4. Additional Information

The rules also would require submission of:

  • Subsidies from foreign entities or governments of concern, countervailing duties, and jurisdictions conducting investigations of duties, pursuant to Congress’ directive
  • Information on existing or pending defense or intelligence contracts
  • Identification of communications and messaging systems
  • Information on other jurisdictions that are investigating the transaction as well as a voluntary “check-the-box” to allow waivers with foreign jurisdictions

5. Miscellaneous Other Changes

Other changes include:
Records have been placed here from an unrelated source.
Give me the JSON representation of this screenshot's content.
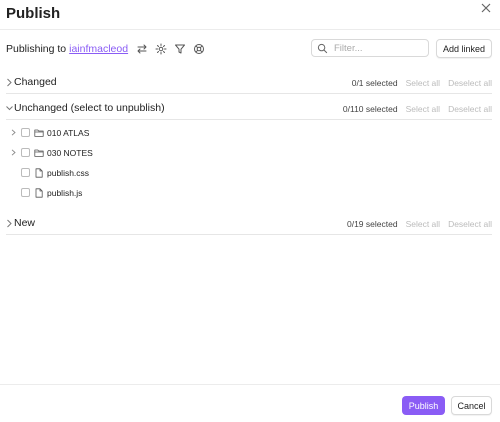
{
  "dialog": {
    "title": "Publish",
    "publishing_prefix": "Publishing to",
    "account": "iainfmacleod",
    "toolbar_icons": [
      "swap-icon",
      "settings-icon",
      "filter-icon",
      "support-icon"
    ],
    "filter_placeholder": "Filter...",
    "add_linked_label": "Add linked"
  },
  "sections": {
    "changed": {
      "name": "Changed",
      "count": "0/1 selected",
      "select_all": "Select all",
      "deselect_all": "Deselect all"
    },
    "unchanged": {
      "name": "Unchanged (select to unpublish)",
      "count": "0/110 selected",
      "select_all": "Select all",
      "deselect_all": "Deselect all",
      "items": [
        {
          "label": "010 ATLAS",
          "type": "folder",
          "expandable": true
        },
        {
          "label": "030 NOTES",
          "type": "folder",
          "expandable": true
        },
        {
          "label": "publish.css",
          "type": "file",
          "expandable": false
        },
        {
          "label": "publish.js",
          "type": "file",
          "expandable": false
        }
      ]
    },
    "new": {
      "name": "New",
      "count": "0/19 selected",
      "select_all": "Select all",
      "deselect_all": "Deselect all"
    }
  },
  "footer": {
    "publish_label": "Publish",
    "cancel_label": "Cancel"
  },
  "colors": {
    "accent": "#8a5cf5",
    "muted_action": "#bbbbbb",
    "divider": "#e6e6e6"
  }
}
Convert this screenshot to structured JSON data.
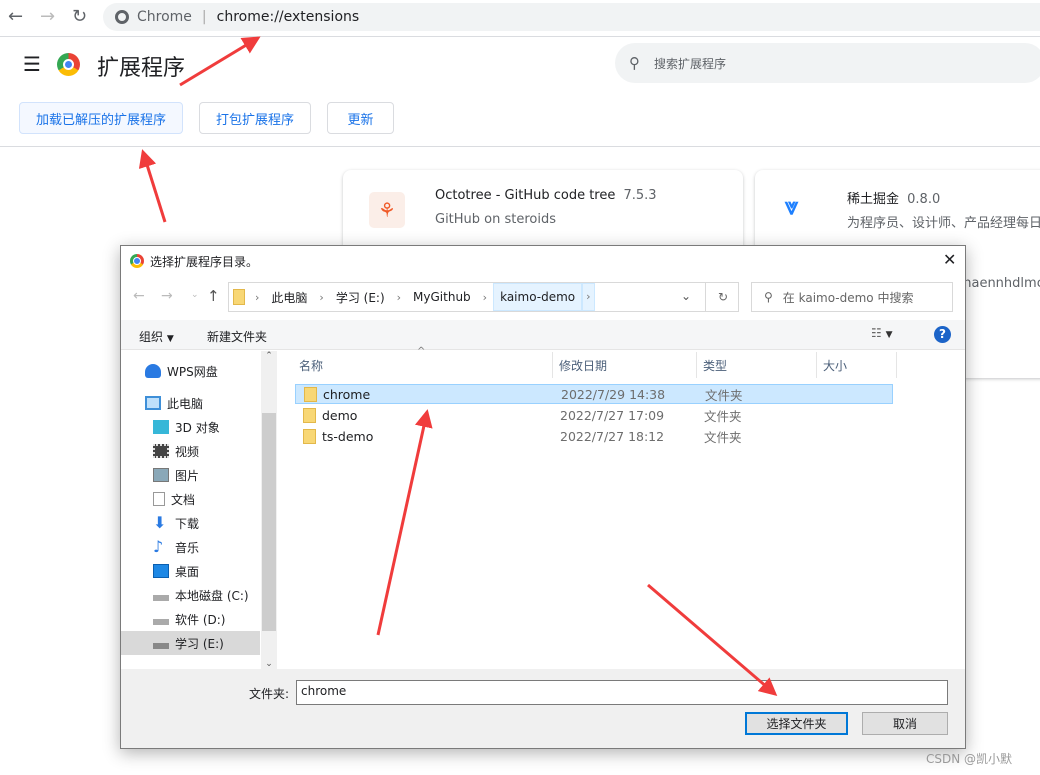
{
  "browser": {
    "omnibox_site": "Chrome",
    "omnibox_url": "chrome://extensions"
  },
  "header": {
    "title": "扩展程序",
    "search_placeholder": "搜索扩展程序"
  },
  "toolbar": {
    "load_unpacked": "加载已解压的扩展程序",
    "pack": "打包扩展程序",
    "update": "更新"
  },
  "cards": [
    {
      "name": "Octotree - GitHub code tree",
      "version": "7.5.3",
      "description": "GitHub on steroids",
      "icon": "octotree-icon"
    },
    {
      "name": "稀土掘金",
      "version": "0.8.0",
      "description": "为程序员、设计师、产品经理每日",
      "id_fragment": "nhaennhdlmc",
      "icon": "juejin-icon"
    }
  ],
  "dialog": {
    "title": "选择扩展程序目录。",
    "breadcrumb": [
      "此电脑",
      "学习 (E:)",
      "MyGithub",
      "kaimo-demo"
    ],
    "search_placeholder": "在 kaimo-demo 中搜索",
    "organize": "组织",
    "new_folder": "新建文件夹",
    "nav": [
      "WPS网盘",
      "此电脑",
      "3D 对象",
      "视频",
      "图片",
      "文档",
      "下载",
      "音乐",
      "桌面",
      "本地磁盘 (C:)",
      "软件 (D:)",
      "学习 (E:)"
    ],
    "nav_selected": "学习 (E:)",
    "columns": [
      "名称",
      "修改日期",
      "类型",
      "大小"
    ],
    "files": [
      {
        "name": "chrome",
        "date": "2022/7/29 14:38",
        "type": "文件夹",
        "selected": true
      },
      {
        "name": "demo",
        "date": "2022/7/27 17:09",
        "type": "文件夹"
      },
      {
        "name": "ts-demo",
        "date": "2022/7/27 18:12",
        "type": "文件夹"
      }
    ],
    "folder_label": "文件夹:",
    "folder_value": "chrome",
    "select_button": "选择文件夹",
    "cancel_button": "取消"
  },
  "watermark": "CSDN @凯小默",
  "colors": {
    "accent": "#1a73e8",
    "selection": "#cce8ff",
    "annotation_arrow": "#f03c3c"
  }
}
  • Requiring entities that are both acquired and acquiring entities to file separate forms
  • Requiring draft agreements or detailed term sheets for filers that have not executed a definitive agreement; this may delay a filing until the point at which the transaction is more certain and the specifics are laid out in more detail
  • Requiring verbatim English translations of documents with both the original and the English translation being submitted. The parties may choose the method, but the translations must be “understandable, accurate, and complete.”
  • For “updated” filings, i.e., filings after an acquiror voluntarily withdraws and refiles its HSR form, the Commission proposes no longer requiring updated financial information under 4(a) and 4(b), continuing to receive updated 4(c) and 4(d) information, and adding a requirement for updated transaction agreements and updated information about subsidies from foreign entities.
  • Requiring a certification that the filer has taken steps to prevent the destruction of documents and information

These changes will substantially increase the burden on filers, particularly for the first filing a party makes after the rules are implemented. They will delay the time in which parties can make HSR filings in many cases, particularly in situations where the parties are planning to file on a letter of intent (LOI) because the bare-bones LOIs on which parties previously filed will not be accepted. This additional information will likely also lead to staff asking additional questions during the initial waiting period, again increasing costs and burdens and making it more likely parties will have to pull-and-refile.

Substantively, asking for information on officers and directors may cause the agencies to open more investigations into interlocking directorates, while seeking information on non-competes and non-solicits will also spawn non-merger investigations. The requirement to provide information on prior relationships among the parties may invite scrutiny into those agreements. Whether the additional information will lead to more second requests or more investigations and litigation than would have occurred if the old form remained in effect is more difficult to predict.

We recommend that companies that are likely to undertake transactions within the next year begin to organize and collect the required information as it is likely that the Commission will implement these rules in substantially their current form. We would be pleased to assist clients in these efforts.

© Arnold & Porter Kaye Scholer LLP 2023 All Rights Reserved. This Advisory is intended to be a general summary of the law and does not constitute legal advice. You should consult with counsel to determine applicable legal requirements in a specific fact situation.

  1. The rules also implement Congress’ requirement in the Merger Filing Fee Modernization Act of 2022 that firms provide data about any subsidies they have received from certain foreign governments and entities of concern.

  2. Statement of Chair Lina M. Khan Joined by Commissioner Rebecca Kelly Slaughter and Commissioner Alvaro M. Bedoya Regarding Proposed Amendments to the Premerger Notification and the Hart-Scott-Rodino Rules, Commission File No. P239300, June 27, 2023.